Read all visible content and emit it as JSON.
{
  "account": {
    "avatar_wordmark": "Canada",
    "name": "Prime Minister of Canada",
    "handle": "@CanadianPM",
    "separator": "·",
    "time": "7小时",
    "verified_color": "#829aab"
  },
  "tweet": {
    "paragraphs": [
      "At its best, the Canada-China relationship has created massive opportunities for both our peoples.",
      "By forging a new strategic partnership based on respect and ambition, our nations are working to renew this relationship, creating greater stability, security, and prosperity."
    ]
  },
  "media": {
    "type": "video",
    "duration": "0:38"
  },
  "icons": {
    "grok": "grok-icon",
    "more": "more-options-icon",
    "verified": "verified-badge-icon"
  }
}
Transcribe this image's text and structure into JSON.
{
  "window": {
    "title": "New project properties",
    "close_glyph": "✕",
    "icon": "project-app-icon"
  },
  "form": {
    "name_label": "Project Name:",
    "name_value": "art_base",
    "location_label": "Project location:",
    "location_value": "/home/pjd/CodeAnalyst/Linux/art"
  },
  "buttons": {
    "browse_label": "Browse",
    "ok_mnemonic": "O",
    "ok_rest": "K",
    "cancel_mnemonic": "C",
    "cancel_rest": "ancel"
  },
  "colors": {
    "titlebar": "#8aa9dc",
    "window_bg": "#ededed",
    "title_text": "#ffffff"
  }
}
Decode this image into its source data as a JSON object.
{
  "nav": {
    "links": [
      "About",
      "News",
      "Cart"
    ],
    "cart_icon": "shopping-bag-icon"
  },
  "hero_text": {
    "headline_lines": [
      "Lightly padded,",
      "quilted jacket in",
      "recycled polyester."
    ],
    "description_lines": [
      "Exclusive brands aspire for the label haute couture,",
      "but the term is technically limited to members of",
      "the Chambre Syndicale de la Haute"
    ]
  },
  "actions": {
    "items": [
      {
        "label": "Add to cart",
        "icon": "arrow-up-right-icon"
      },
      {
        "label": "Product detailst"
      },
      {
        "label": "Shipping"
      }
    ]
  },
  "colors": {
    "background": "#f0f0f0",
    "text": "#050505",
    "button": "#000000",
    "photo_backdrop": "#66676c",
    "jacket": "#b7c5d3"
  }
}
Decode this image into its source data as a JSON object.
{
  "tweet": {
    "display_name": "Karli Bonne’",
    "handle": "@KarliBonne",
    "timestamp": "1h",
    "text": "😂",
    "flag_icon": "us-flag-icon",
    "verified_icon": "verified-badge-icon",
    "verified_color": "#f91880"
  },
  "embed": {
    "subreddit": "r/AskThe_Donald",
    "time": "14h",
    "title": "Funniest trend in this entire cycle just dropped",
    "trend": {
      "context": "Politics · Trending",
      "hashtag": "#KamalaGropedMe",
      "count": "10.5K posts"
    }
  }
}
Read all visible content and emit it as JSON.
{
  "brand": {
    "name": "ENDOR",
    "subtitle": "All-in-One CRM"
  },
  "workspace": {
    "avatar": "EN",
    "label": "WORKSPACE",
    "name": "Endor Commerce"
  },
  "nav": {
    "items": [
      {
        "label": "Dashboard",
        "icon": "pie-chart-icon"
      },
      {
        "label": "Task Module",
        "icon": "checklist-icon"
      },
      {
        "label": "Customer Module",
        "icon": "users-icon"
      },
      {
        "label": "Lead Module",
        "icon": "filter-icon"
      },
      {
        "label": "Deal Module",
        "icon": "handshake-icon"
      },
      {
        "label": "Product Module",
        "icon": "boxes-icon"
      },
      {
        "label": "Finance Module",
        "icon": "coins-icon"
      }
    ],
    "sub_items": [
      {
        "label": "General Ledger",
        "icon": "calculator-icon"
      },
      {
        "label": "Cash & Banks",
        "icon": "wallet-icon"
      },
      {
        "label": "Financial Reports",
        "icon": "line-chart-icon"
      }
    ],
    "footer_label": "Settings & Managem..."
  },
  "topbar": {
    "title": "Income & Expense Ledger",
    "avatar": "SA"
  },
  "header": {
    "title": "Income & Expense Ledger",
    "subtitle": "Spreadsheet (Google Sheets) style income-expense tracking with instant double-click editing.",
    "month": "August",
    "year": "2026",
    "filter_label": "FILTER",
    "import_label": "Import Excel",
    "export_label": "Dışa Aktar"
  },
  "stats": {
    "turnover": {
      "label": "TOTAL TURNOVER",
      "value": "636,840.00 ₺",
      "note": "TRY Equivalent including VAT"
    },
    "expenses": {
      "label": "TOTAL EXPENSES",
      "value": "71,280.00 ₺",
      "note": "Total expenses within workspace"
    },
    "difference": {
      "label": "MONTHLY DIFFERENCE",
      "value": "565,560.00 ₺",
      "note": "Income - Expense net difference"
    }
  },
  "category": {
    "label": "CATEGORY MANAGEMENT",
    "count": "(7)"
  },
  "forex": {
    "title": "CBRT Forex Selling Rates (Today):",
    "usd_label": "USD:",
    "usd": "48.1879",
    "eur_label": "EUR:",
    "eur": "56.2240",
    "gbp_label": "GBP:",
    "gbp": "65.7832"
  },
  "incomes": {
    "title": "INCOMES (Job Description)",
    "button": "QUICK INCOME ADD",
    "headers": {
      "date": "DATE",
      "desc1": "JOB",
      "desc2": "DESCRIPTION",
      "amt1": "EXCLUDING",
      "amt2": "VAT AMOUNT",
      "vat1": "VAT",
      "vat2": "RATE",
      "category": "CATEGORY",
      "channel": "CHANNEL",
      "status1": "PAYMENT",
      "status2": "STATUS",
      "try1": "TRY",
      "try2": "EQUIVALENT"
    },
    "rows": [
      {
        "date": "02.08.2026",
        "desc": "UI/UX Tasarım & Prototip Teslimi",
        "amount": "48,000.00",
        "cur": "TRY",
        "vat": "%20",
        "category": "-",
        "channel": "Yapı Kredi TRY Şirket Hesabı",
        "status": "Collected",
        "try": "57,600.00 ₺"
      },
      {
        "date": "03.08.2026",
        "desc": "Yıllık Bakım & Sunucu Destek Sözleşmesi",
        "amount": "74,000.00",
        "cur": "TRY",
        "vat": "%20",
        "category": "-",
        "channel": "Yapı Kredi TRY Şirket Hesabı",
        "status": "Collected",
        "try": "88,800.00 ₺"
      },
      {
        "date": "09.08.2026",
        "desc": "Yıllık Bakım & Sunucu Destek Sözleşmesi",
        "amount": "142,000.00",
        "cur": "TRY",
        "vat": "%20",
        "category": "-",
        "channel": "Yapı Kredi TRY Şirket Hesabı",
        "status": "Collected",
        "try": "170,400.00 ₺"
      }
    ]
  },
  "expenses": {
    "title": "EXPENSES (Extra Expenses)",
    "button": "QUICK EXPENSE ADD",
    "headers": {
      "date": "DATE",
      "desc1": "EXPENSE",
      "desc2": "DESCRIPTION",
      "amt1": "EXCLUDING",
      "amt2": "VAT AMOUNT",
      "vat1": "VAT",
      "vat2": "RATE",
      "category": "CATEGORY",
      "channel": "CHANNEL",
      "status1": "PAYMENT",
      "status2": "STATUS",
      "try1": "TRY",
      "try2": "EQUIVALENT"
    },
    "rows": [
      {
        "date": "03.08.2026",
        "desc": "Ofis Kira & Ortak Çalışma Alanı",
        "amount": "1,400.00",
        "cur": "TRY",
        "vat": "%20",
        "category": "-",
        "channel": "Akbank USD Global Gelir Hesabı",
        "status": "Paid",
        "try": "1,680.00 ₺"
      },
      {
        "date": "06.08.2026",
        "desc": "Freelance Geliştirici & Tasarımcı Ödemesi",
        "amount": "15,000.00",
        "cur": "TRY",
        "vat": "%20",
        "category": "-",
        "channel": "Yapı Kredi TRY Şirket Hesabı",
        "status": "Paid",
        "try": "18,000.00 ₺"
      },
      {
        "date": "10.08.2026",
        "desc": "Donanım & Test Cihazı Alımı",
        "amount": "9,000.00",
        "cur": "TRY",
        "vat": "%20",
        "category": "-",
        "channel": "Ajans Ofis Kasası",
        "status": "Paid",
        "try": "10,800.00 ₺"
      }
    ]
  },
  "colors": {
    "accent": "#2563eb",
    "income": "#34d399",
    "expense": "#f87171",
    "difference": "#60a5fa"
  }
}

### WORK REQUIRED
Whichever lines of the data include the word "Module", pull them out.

### ANSWER TO THIS PROBLEM
        "label": "Task Module",
        "label": "Customer Module",
        "label": "Lead Module",
        "label": "Deal Module",
        "label": "Product Module",
        "label": "Finance Module",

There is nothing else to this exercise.